WHAT TO WORK ON> Make an exact copy of the lines from the one containing "Output a JSON" to the end of the records below, and leave out everything else.

AVAILABLE DATA>

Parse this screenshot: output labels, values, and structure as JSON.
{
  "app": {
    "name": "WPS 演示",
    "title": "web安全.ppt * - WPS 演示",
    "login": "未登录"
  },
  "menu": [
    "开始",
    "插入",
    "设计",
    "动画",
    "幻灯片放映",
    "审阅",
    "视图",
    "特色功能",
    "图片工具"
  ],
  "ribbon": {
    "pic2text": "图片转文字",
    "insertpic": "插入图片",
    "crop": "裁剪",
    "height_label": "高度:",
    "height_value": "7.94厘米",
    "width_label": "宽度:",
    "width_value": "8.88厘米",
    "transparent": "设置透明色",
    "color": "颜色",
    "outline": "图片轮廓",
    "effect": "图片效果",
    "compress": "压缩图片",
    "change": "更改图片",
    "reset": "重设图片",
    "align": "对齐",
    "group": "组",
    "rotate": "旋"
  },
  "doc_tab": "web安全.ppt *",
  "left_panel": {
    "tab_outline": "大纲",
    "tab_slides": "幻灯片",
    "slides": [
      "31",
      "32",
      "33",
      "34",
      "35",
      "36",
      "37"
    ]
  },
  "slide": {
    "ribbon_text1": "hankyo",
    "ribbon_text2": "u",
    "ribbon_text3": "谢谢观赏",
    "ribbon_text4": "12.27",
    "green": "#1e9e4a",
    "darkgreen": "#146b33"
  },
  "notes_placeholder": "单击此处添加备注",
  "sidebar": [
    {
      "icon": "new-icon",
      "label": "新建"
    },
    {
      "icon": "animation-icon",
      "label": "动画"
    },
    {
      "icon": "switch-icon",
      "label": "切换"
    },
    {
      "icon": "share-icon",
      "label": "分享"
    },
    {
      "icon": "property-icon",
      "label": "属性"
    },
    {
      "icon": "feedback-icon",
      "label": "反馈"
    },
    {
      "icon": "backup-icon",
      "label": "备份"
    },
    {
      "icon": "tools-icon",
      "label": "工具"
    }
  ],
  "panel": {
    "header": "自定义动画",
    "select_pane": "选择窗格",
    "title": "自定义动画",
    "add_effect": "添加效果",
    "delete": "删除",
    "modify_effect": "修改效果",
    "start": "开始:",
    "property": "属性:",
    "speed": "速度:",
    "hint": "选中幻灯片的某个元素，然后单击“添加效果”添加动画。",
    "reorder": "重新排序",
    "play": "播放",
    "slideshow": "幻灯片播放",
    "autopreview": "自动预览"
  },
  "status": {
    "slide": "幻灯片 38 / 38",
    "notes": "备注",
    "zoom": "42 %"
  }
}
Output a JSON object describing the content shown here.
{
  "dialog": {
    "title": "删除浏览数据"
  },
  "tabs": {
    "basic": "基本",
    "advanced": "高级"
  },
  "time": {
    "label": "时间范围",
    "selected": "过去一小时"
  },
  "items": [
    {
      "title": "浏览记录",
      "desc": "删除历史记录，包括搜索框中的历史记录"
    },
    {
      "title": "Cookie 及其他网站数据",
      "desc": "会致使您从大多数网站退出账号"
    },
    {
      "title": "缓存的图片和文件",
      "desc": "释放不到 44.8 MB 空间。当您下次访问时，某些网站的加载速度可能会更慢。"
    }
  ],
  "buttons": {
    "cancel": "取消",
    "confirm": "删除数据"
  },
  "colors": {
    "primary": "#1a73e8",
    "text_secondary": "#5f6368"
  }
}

EXERCISE OUTPUT>
Output a JSON object describing the content shown here.
{
  "dialog": {
    "title": "删除浏览数据"
  },
  "tabs": {
    "basic": "基本",
    "advanced": "高级"
  },
  "time": {
    "label": "时间范围",
    "selected": "过去一小时"
  },
  "items": [
    {
      "title": "浏览记录",
      "desc": "删除历史记录，包括搜索框中的历史记录"
    },
    {
      "title": "Cookie 及其他网站数据",
      "desc": "会致使您从大多数网站退出账号"
    },
    {
      "title": "缓存的图片和文件",
      "desc": "释放不到 44.8 MB 空间。当您下次访问时，某些网站的加载速度可能会更慢。"
    }
  ],
  "buttons": {
    "cancel": "取消",
    "confirm": "删除数据"
  },
  "colors": {
    "primary": "#1a73e8",
    "text_secondary": "#5f6368"
  }
}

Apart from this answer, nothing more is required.